"I don't know how anyone can say full disclosure does not include employer and occupation. That is probably the single best way to identify people and make it useful information," says Kirk Jowers, director of the Hinckley Institute of Politics.
Asked about it last week, Herbert at first accused Corroon of "one-upmanship."
"We're going to be as open and transparent as possible, but if he's looking to one-up me here or there, you know, that's just petty politics and gimmickry," Herbert said.
Pressed by reporters, he admitted it might improve disclosure.
"I've advocated for it. I've not only talked the talk, but I've walked the walk," Herbert said. "If there are better ways to be more transparent, I'm all for that. That's not a problem for me."

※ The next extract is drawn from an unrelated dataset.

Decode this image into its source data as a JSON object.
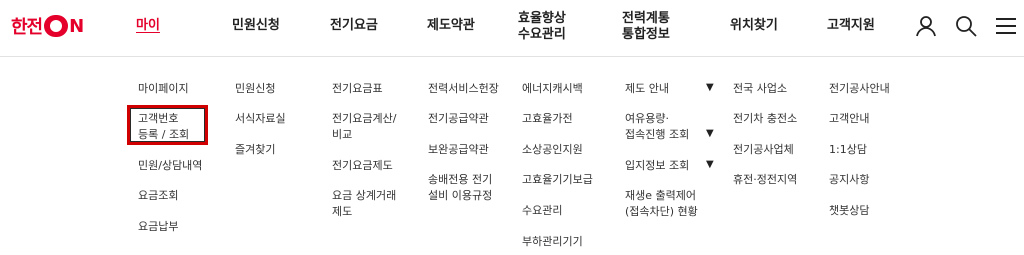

I believe in transparency so sincerely that I want to be the first candidate in Utah who posts donations to the campaign online, within 48 hours. ... I feel it is important that the citizens of Utah know who is supporting the candidacy of their governor.
–Gov. Gary Herbert
Ordinary citizens KSL News spoke with favor listing employer and occupation.
"I want to know where they're getting their cash from and who is really pulling the strings," says Sandy resident Skyler Vomdrop.
On the donor page of his website, Herbert is quoted, saying: "I believe in transparency so sincerely that I want to be the first candidate in Utah who posts donations to the campaign online within 48 hours. This is above and beyond the requirements of the law, but I feel it is important that the citizens of Utah know who is supporting the candidacy of their governor."
For some recent Corroon contributors, employer and occupation are not currently listed. Campaign Manager Donald Dunn said Wednesday the campaign held a major fundraising event last week and is in the process of adding employer and occupation to those that don't have them.
Dunn noted that federal election law requires listing employer or occupation for donations above $200. Dunn said the Corroon campaign plans to list employer and occupation for contributors giving $1,000 or more.
The Governor's Commission on Strengthening Democracy urged lawmakers to improve state disclosure laws and require candidates to list occupation and employer, but legislation to do that went nowhere in the last legislative session.
When asked Wednesday about voluntarily listing employer and occupation on Herbert's website, the governor's campaign manager, Joe Demma, said, "We're going to take a look at it."